Frameworks, matrices, canvas are great tools to organize thinking and guide action.
And they should be approached with two things in mind.
First, you need to understand how they work. To do that you often have to read articles and papers from the people who have proposed the tool you want to use, and possibly also from people who have challenged their usefulness.
This is particularly problematic with models that are very well known and frequently quoted in organizations, such as the 5 forces by Porter, or the S.W.O.T. matrix, or the Competing Value Framework by Cameron and Quinn. People use these without actually knowing what the authors had in mind, or without having any reference to get them started, and as a result they are often misused. Even when a colleague suggests they have all the information you might need to get started, challenge them and dig into the original material.
Second, they are simplification of reality. And so they might not fit 100% to the specific case you are trying to apply them to. They might need some adjustments. And that is one more reason why it is important to study them, so that when rules need to be bent, it’s not going to betray the purpose or the essence of the tool.

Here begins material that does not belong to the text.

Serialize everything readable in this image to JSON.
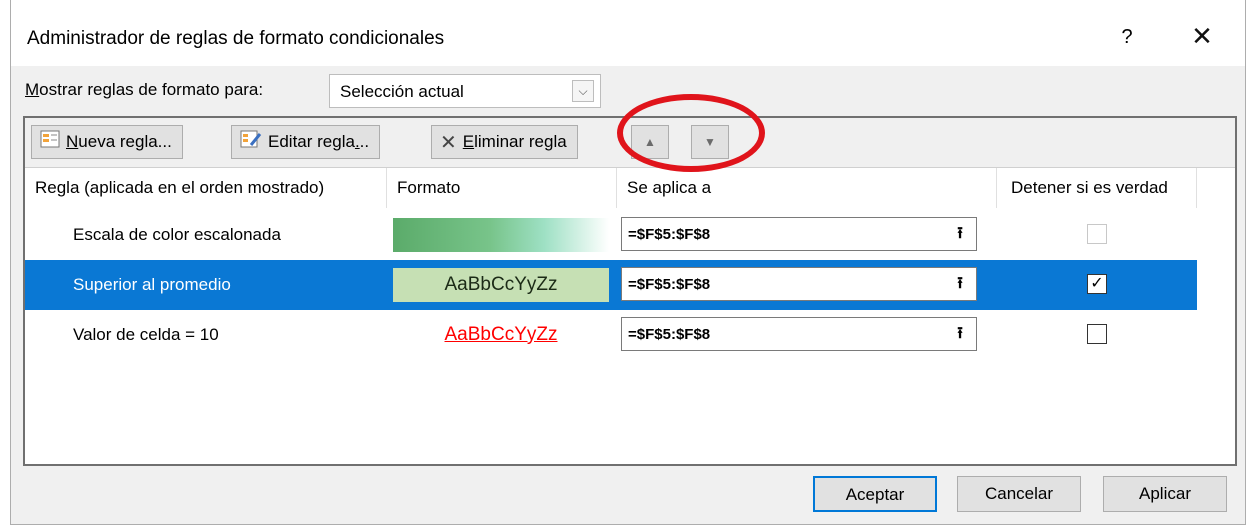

Slavishly applying a framework, a matrix, a canva to your business, and doing that by only looking at the superficial level, it’s most likely not going to bring about the change you are seeking.